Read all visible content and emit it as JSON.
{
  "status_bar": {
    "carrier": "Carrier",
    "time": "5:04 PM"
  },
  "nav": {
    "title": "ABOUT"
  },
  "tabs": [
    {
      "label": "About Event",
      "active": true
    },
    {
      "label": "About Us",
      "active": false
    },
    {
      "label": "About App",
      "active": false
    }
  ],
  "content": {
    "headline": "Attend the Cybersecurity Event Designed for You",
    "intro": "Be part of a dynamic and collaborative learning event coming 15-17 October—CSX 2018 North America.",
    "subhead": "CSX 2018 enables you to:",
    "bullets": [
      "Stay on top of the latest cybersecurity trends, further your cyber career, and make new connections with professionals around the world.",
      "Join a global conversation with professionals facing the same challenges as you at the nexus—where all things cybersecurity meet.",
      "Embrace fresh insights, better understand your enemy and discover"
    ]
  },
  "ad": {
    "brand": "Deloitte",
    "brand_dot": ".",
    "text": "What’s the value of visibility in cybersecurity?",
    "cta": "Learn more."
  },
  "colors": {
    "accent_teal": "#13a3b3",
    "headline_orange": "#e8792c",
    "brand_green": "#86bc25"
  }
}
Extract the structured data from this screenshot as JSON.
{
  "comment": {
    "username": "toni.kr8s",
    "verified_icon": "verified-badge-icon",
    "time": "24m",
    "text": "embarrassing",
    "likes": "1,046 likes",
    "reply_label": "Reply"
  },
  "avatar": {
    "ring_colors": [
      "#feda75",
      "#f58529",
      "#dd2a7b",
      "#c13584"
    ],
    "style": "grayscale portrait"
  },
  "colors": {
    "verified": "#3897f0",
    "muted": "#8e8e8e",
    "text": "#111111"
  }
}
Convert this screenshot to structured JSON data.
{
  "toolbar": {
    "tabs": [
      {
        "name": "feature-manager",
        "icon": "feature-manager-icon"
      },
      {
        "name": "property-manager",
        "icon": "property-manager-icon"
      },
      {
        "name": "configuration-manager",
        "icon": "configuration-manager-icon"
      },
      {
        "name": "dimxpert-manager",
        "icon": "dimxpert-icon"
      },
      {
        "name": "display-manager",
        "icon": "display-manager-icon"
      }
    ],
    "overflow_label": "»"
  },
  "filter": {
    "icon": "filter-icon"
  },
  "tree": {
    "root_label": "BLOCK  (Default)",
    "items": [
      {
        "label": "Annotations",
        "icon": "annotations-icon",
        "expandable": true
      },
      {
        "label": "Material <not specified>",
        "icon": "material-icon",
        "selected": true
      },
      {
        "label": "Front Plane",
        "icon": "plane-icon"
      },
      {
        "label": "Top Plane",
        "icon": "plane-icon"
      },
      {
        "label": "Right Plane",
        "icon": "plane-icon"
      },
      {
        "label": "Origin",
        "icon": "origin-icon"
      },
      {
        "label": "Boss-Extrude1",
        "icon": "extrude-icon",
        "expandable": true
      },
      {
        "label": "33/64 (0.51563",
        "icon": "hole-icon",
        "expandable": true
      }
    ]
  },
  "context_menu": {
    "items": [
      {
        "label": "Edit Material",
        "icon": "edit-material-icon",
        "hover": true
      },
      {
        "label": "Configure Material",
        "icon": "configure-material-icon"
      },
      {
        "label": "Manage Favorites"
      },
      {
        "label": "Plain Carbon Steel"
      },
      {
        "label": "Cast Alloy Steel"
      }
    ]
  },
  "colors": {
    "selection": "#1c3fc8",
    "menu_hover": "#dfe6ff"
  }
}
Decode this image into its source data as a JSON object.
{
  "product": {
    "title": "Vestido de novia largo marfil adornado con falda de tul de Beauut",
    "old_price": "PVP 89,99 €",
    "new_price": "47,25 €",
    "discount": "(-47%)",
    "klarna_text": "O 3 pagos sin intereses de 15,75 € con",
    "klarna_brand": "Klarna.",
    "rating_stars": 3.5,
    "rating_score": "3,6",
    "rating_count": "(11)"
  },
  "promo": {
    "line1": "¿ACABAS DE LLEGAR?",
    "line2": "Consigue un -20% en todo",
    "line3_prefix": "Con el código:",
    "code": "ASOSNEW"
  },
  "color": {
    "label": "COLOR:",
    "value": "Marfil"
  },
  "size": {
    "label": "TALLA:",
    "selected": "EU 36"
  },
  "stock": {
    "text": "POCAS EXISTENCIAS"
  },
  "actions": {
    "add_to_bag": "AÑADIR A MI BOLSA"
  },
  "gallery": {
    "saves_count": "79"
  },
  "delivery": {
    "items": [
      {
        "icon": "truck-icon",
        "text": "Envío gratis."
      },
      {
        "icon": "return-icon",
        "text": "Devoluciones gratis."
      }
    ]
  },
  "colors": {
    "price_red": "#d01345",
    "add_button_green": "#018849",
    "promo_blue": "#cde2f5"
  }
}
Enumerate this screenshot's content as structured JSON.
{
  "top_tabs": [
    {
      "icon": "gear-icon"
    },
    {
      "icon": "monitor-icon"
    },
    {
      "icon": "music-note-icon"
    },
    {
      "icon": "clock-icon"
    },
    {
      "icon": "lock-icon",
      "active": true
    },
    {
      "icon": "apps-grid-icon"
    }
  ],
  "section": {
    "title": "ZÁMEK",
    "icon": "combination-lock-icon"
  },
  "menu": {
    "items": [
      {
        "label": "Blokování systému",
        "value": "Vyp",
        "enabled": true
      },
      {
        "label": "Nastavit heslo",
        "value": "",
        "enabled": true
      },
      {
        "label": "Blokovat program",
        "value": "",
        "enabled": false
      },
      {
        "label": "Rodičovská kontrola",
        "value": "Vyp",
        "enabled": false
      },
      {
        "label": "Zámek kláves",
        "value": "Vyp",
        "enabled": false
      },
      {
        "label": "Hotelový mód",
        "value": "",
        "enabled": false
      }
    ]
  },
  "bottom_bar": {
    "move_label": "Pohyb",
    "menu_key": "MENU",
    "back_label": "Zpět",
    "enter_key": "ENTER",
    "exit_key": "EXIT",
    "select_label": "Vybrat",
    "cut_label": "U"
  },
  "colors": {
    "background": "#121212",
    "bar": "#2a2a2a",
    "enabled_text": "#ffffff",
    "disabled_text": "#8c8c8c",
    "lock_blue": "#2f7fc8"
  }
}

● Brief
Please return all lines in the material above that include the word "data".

● Task solution
Extract the structured data from this screenshot as JSON.
Convert this screenshot to structured JSON data.
Decode this image into its source data as a JSON object.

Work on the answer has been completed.